* **Assigned task**
When you give the entries again, keep every word as it stands and drop the pictures.
═════ Given records ═════
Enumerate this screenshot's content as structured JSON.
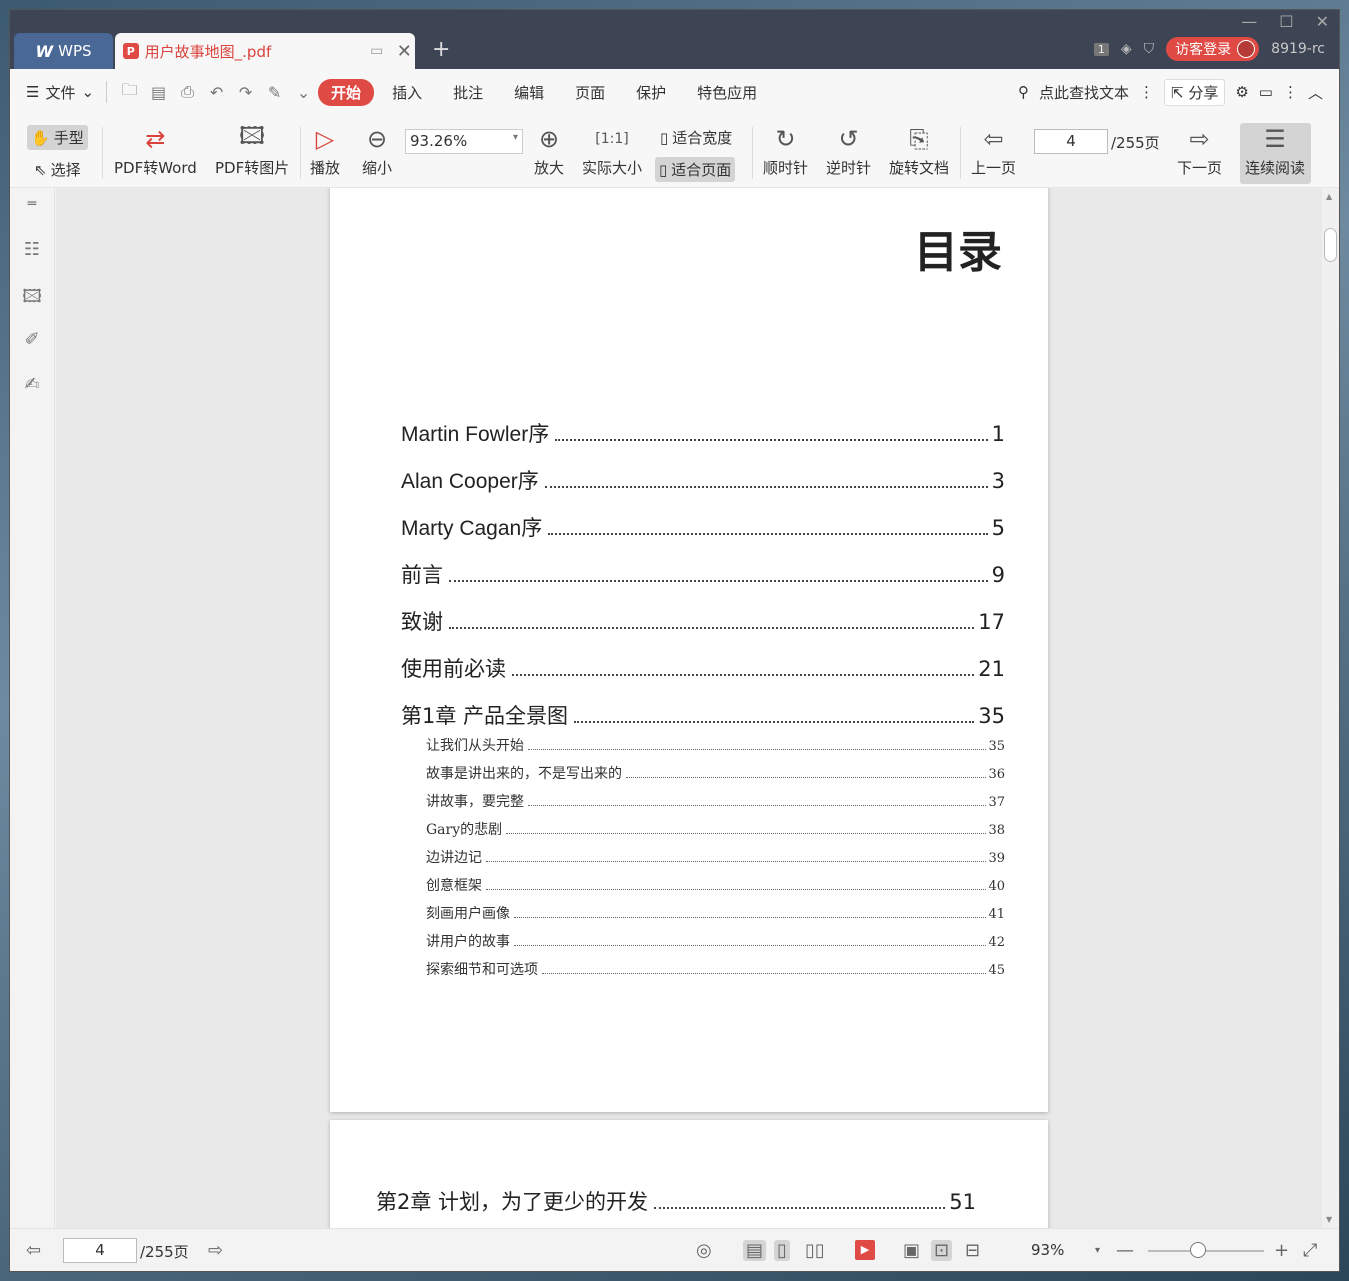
{
  "titlebar": {
    "app_tab": "WPS",
    "doc_tab": "用户故事地图_.pdf",
    "login": "访客登录",
    "version": "8919-rc",
    "badge": "1"
  },
  "menubar": {
    "file": "文件",
    "tabs": [
      "开始",
      "插入",
      "批注",
      "编辑",
      "页面",
      "保护",
      "特色应用"
    ],
    "search": "点此查找文本",
    "share": "分享"
  },
  "ribbon": {
    "hand": "手型",
    "select": "选择",
    "pdf_to_word": "PDF转Word",
    "pdf_to_image": "PDF转图片",
    "play": "播放",
    "zoom_out": "缩小",
    "zoom_value": "93.26%",
    "zoom_in": "放大",
    "actual_size": "实际大小",
    "fit_width": "适合宽度",
    "fit_page": "适合页面",
    "clockwise": "顺时针",
    "counter_clockwise": "逆时针",
    "rotate_doc": "旋转文档",
    "prev_page": "上一页",
    "page_value": "4",
    "page_total": "/255页",
    "next_page": "下一页",
    "continuous": "连续阅读"
  },
  "document": {
    "toc_title": "目录",
    "chapters": [
      {
        "label": "Martin Fowler序",
        "page": "1"
      },
      {
        "label": "Alan Cooper序",
        "page": "3"
      },
      {
        "label": "Marty Cagan序",
        "page": "5"
      },
      {
        "label": "前言",
        "page": "9"
      },
      {
        "label": "致谢",
        "page": "17"
      },
      {
        "label": "使用前必读",
        "page": "21"
      },
      {
        "label": "第1章 产品全景图",
        "page": "35"
      }
    ],
    "sections": [
      {
        "label": "让我们从头开始",
        "page": "35"
      },
      {
        "label": "故事是讲出来的，不是写出来的",
        "page": "36"
      },
      {
        "label": "讲故事，要完整",
        "page": "37"
      },
      {
        "label": "Gary的悲剧",
        "page": "38"
      },
      {
        "label": "边讲边记",
        "page": "39"
      },
      {
        "label": "创意框架",
        "page": "40"
      },
      {
        "label": "刻画用户画像",
        "page": "41"
      },
      {
        "label": "讲用户的故事",
        "page": "42"
      },
      {
        "label": "探索细节和可选项",
        "page": "45"
      }
    ],
    "next_page_chapter": {
      "label": "第2章 计划，为了更少的开发",
      "page": "51"
    }
  },
  "statusbar": {
    "page_value": "4",
    "page_total": "/255页",
    "zoom": "93%"
  }
}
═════
* **Result for this exercise**
Enumerate this screenshot's content as structured JSON.
{
  "titlebar": {
    "app_tab": "WPS",
    "doc_tab": "用户故事地图_.pdf",
    "login": "访客登录",
    "version": "8919-rc",
    "badge": "1"
  },
  "menubar": {
    "file": "文件",
    "tabs": [
      "开始",
      "插入",
      "批注",
      "编辑",
      "页面",
      "保护",
      "特色应用"
    ],
    "search": "点此查找文本",
    "share": "分享"
  },
  "ribbon": {
    "hand": "手型",
    "select": "选择",
    "pdf_to_word": "PDF转Word",
    "pdf_to_image": "PDF转图片",
    "play": "播放",
    "zoom_out": "缩小",
    "zoom_value": "93.26%",
    "zoom_in": "放大",
    "actual_size": "实际大小",
    "fit_width": "适合宽度",
    "fit_page": "适合页面",
    "clockwise": "顺时针",
    "counter_clockwise": "逆时针",
    "rotate_doc": "旋转文档",
    "prev_page": "上一页",
    "page_value": "4",
    "page_total": "/255页",
    "next_page": "下一页",
    "continuous": "连续阅读"
  },
  "document": {
    "toc_title": "目录",
    "chapters": [
      {
        "label": "Martin Fowler序",
        "page": "1"
      },
      {
        "label": "Alan Cooper序",
        "page": "3"
      },
      {
        "label": "Marty Cagan序",
        "page": "5"
      },
      {
        "label": "前言",
        "page": "9"
      },
      {
        "label": "致谢",
        "page": "17"
      },
      {
        "label": "使用前必读",
        "page": "21"
      },
      {
        "label": "第1章 产品全景图",
        "page": "35"
      }
    ],
    "sections": [
      {
        "label": "让我们从头开始",
        "page": "35"
      },
      {
        "label": "故事是讲出来的，不是写出来的",
        "page": "36"
      },
      {
        "label": "讲故事，要完整",
        "page": "37"
      },
      {
        "label": "Gary的悲剧",
        "page": "38"
      },
      {
        "label": "边讲边记",
        "page": "39"
      },
      {
        "label": "创意框架",
        "page": "40"
      },
      {
        "label": "刻画用户画像",
        "page": "41"
      },
      {
        "label": "讲用户的故事",
        "page": "42"
      },
      {
        "label": "探索细节和可选项",
        "page": "45"
      }
    ],
    "next_page_chapter": {
      "label": "第2章 计划，为了更少的开发",
      "page": "51"
    }
  },
  "statusbar": {
    "page_value": "4",
    "page_total": "/255页",
    "zoom": "93%"
  }
}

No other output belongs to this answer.